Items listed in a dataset

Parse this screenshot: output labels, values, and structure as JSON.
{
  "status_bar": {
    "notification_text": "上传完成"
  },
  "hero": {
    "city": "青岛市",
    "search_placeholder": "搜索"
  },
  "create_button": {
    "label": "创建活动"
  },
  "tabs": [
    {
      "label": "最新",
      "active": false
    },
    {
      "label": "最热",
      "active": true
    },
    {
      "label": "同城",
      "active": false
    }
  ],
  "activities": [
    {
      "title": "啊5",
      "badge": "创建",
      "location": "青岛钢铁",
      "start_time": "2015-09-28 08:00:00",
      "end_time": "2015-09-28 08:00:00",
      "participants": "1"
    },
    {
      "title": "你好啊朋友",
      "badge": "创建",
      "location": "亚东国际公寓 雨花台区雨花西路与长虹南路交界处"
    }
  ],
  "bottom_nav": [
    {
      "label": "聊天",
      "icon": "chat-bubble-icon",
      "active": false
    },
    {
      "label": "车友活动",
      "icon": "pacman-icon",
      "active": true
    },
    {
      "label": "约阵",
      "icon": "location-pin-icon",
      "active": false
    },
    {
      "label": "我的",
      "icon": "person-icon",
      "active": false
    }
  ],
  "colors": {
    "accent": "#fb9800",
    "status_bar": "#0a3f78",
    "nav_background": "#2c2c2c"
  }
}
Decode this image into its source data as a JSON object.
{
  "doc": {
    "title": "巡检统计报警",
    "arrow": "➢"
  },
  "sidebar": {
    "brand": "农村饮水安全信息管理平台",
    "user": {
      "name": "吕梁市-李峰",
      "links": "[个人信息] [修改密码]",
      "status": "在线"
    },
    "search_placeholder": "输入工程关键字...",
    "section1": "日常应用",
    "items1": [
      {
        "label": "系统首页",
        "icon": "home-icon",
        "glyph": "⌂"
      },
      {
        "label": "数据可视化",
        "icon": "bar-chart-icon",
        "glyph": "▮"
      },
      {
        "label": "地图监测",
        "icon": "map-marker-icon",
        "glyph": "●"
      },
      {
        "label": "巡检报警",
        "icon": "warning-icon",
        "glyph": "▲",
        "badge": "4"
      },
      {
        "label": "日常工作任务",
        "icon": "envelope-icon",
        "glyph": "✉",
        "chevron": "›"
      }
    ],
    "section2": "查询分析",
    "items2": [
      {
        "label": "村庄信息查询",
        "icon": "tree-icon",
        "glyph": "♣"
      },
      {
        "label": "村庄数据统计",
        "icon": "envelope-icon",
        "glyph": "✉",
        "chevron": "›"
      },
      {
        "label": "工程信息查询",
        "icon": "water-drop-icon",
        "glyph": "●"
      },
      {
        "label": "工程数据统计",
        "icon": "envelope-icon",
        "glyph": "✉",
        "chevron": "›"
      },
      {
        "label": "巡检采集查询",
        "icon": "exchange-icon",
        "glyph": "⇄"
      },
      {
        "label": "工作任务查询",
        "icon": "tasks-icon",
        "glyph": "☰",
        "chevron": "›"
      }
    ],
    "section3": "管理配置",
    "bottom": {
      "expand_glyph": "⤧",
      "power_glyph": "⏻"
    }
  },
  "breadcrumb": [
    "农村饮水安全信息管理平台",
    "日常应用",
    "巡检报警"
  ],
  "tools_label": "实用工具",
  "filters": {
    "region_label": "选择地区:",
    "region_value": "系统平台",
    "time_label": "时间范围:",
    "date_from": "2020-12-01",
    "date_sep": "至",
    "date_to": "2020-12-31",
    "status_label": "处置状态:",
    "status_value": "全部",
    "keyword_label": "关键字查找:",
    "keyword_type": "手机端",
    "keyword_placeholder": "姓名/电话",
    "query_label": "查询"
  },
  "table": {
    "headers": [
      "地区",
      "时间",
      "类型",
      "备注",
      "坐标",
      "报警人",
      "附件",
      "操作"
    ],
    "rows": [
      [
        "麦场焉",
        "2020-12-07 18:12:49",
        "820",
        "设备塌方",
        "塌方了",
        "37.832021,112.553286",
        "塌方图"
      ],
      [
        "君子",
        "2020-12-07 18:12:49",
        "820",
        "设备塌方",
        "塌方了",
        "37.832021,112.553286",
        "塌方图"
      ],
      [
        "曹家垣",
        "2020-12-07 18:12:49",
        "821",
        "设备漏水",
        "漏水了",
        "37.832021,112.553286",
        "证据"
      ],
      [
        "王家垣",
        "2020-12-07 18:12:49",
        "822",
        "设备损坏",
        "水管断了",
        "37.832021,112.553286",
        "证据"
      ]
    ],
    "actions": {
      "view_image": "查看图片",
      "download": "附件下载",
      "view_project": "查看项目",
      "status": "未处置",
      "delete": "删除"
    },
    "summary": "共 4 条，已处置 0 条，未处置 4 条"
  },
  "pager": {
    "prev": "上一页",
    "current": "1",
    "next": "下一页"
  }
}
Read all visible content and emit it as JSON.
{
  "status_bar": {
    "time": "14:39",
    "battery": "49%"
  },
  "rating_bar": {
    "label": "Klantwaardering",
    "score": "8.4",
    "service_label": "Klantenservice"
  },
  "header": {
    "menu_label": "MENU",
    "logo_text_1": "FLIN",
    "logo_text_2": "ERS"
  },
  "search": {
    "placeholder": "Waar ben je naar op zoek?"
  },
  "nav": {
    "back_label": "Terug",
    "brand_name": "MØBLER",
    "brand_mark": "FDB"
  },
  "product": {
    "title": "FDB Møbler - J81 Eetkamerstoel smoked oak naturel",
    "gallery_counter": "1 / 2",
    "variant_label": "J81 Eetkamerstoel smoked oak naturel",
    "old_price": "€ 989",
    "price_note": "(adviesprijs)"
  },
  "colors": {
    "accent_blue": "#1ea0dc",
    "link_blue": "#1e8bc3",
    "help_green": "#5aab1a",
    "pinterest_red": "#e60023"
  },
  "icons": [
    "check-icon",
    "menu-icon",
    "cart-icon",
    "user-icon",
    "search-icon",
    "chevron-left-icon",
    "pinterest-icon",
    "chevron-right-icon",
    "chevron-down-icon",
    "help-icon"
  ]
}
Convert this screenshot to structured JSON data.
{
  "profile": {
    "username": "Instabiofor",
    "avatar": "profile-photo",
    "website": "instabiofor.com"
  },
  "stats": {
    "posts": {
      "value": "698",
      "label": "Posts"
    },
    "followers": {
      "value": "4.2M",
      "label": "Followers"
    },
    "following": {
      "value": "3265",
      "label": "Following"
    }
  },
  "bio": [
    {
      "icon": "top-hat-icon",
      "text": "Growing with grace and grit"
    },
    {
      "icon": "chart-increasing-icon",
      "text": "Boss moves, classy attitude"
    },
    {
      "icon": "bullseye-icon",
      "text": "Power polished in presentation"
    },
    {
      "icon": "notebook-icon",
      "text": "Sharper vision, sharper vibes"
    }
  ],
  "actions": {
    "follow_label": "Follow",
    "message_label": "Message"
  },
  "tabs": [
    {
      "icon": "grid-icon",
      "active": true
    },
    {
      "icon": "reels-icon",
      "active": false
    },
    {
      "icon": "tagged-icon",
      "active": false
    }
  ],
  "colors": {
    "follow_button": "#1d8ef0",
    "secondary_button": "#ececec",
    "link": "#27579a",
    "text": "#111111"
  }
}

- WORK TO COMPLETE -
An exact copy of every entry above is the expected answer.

- YOUR SOLUTION -
Parse this screenshot: output labels, values, and structure as JSON.
{
  "status_bar": {
    "notification_text": "上传完成"
  },
  "hero": {
    "city": "青岛市",
    "search_placeholder": "搜索"
  },
  "create_button": {
    "label": "创建活动"
  },
  "tabs": [
    {
      "label": "最新",
      "active": false
    },
    {
      "label": "最热",
      "active": true
    },
    {
      "label": "同城",
      "active": false
    }
  ],
  "activities": [
    {
      "title": "啊5",
      "badge": "创建",
      "location": "青岛钢铁",
      "start_time": "2015-09-28 08:00:00",
      "end_time": "2015-09-28 08:00:00",
      "participants": "1"
    },
    {
      "title": "你好啊朋友",
      "badge": "创建",
      "location": "亚东国际公寓 雨花台区雨花西路与长虹南路交界处"
    }
  ],
  "bottom_nav": [
    {
      "label": "聊天",
      "icon": "chat-bubble-icon",
      "active": false
    },
    {
      "label": "车友活动",
      "icon": "pacman-icon",
      "active": true
    },
    {
      "label": "约阵",
      "icon": "location-pin-icon",
      "active": false
    },
    {
      "label": "我的",
      "icon": "person-icon",
      "active": false
    }
  ],
  "colors": {
    "accent": "#fb9800",
    "status_bar": "#0a3f78",
    "nav_background": "#2c2c2c"
  }
}
Decode this image into its source data as a JSON object.
{
  "doc": {
    "title": "巡检统计报警",
    "arrow": "➢"
  },
  "sidebar": {
    "brand": "农村饮水安全信息管理平台",
    "user": {
      "name": "吕梁市-李峰",
      "links": "[个人信息] [修改密码]",
      "status": "在线"
    },
    "search_placeholder": "输入工程关键字...",
    "section1": "日常应用",
    "items1": [
      {
        "label": "系统首页",
        "icon": "home-icon",
        "glyph": "⌂"
      },
      {
        "label": "数据可视化",
        "icon": "bar-chart-icon",
        "glyph": "▮"
      },
      {
        "label": "地图监测",
        "icon": "map-marker-icon",
        "glyph": "●"
      },
      {
        "label": "巡检报警",
        "icon": "warning-icon",
        "glyph": "▲",
        "badge": "4"
      },
      {
        "label": "日常工作任务",
        "icon": "envelope-icon",
        "glyph": "✉",
        "chevron": "›"
      }
    ],
    "section2": "查询分析",
    "items2": [
      {
        "label": "村庄信息查询",
        "icon": "tree-icon",
        "glyph": "♣"
      },
      {
        "label": "村庄数据统计",
        "icon": "envelope-icon",
        "glyph": "✉",
        "chevron": "›"
      },
      {
        "label": "工程信息查询",
        "icon": "water-drop-icon",
        "glyph": "●"
      },
      {
        "label": "工程数据统计",
        "icon": "envelope-icon",
        "glyph": "✉",
        "chevron": "›"
      },
      {
        "label": "巡检采集查询",
        "icon": "exchange-icon",
        "glyph": "⇄"
      },
      {
        "label": "工作任务查询",
        "icon": "tasks-icon",
        "glyph": "☰",
        "chevron": "›"
      }
    ],
    "section3": "管理配置",
    "bottom": {
      "expand_glyph": "⤧",
      "power_glyph": "⏻"
    }
  },
  "breadcrumb": [
    "农村饮水安全信息管理平台",
    "日常应用",
    "巡检报警"
  ],
  "tools_label": "实用工具",
  "filters": {
    "region_label": "选择地区:",
    "region_value": "系统平台",
    "time_label": "时间范围:",
    "date_from": "2020-12-01",
    "date_sep": "至",
    "date_to": "2020-12-31",
    "status_label": "处置状态:",
    "status_value": "全部",
    "keyword_label": "关键字查找:",
    "keyword_type": "手机端",
    "keyword_placeholder": "姓名/电话",
    "query_label": "查询"
  },
  "table": {
    "headers": [
      "地区",
      "时间",
      "类型",
      "备注",
      "坐标",
      "报警人",
      "附件",
      "操作"
    ],
    "rows": [
      [
        "麦场焉",
        "2020-12-07 18:12:49",
        "820",
        "设备塌方",
        "塌方了",
        "37.832021,112.553286",
        "塌方图"
      ],
      [
        "君子",
        "2020-12-07 18:12:49",
        "820",
        "设备塌方",
        "塌方了",
        "37.832021,112.553286",
        "塌方图"
      ],
      [
        "曹家垣",
        "2020-12-07 18:12:49",
        "821",
        "设备漏水",
        "漏水了",
        "37.832021,112.553286",
        "证据"
      ],
      [
        "王家垣",
        "2020-12-07 18:12:49",
        "822",
        "设备损坏",
        "水管断了",
        "37.832021,112.553286",
        "证据"
      ]
    ],
    "actions": {
      "view_image": "查看图片",
      "download": "附件下载",
      "view_project": "查看项目",
      "status": "未处置",
      "delete": "删除"
    },
    "summary": "共 4 条，已处置 0 条，未处置 4 条"
  },
  "pager": {
    "prev": "上一页",
    "current": "1",
    "next": "下一页"
  }
}
Read all visible content and emit it as JSON.
{
  "status_bar": {
    "time": "14:39",
    "battery": "49%"
  },
  "rating_bar": {
    "label": "Klantwaardering",
    "score": "8.4",
    "service_label": "Klantenservice"
  },
  "header": {
    "menu_label": "MENU",
    "logo_text_1": "FLIN",
    "logo_text_2": "ERS"
  },
  "search": {
    "placeholder": "Waar ben je naar op zoek?"
  },
  "nav": {
    "back_label": "Terug",
    "brand_name": "MØBLER",
    "brand_mark": "FDB"
  },
  "product": {
    "title": "FDB Møbler - J81 Eetkamerstoel smoked oak naturel",
    "gallery_counter": "1 / 2",
    "variant_label": "J81 Eetkamerstoel smoked oak naturel",
    "old_price": "€ 989",
    "price_note": "(adviesprijs)"
  },
  "colors": {
    "accent_blue": "#1ea0dc",
    "link_blue": "#1e8bc3",
    "help_green": "#5aab1a",
    "pinterest_red": "#e60023"
  },
  "icons": [
    "check-icon",
    "menu-icon",
    "cart-icon",
    "user-icon",
    "search-icon",
    "chevron-left-icon",
    "pinterest-icon",
    "chevron-right-icon",
    "chevron-down-icon",
    "help-icon"
  ]
}
Convert this screenshot to structured JSON data.
{
  "profile": {
    "username": "Instabiofor",
    "avatar": "profile-photo",
    "website": "instabiofor.com"
  },
  "stats": {
    "posts": {
      "value": "698",
      "label": "Posts"
    },
    "followers": {
      "value": "4.2M",
      "label": "Followers"
    },
    "following": {
      "value": "3265",
      "label": "Following"
    }
  },
  "bio": [
    {
      "icon": "top-hat-icon",
      "text": "Growing with grace and grit"
    },
    {
      "icon": "chart-increasing-icon",
      "text": "Boss moves, classy attitude"
    },
    {
      "icon": "bullseye-icon",
      "text": "Power polished in presentation"
    },
    {
      "icon": "notebook-icon",
      "text": "Sharper vision, sharper vibes"
    }
  ],
  "actions": {
    "follow_label": "Follow",
    "message_label": "Message"
  },
  "tabs": [
    {
      "icon": "grid-icon",
      "active": true
    },
    {
      "icon": "reels-icon",
      "active": false
    },
    {
      "icon": "tagged-icon",
      "active": false
    }
  ],
  "colors": {
    "follow_button": "#1d8ef0",
    "secondary_button": "#ececec",
    "link": "#27579a",
    "text": "#111111"
  }
}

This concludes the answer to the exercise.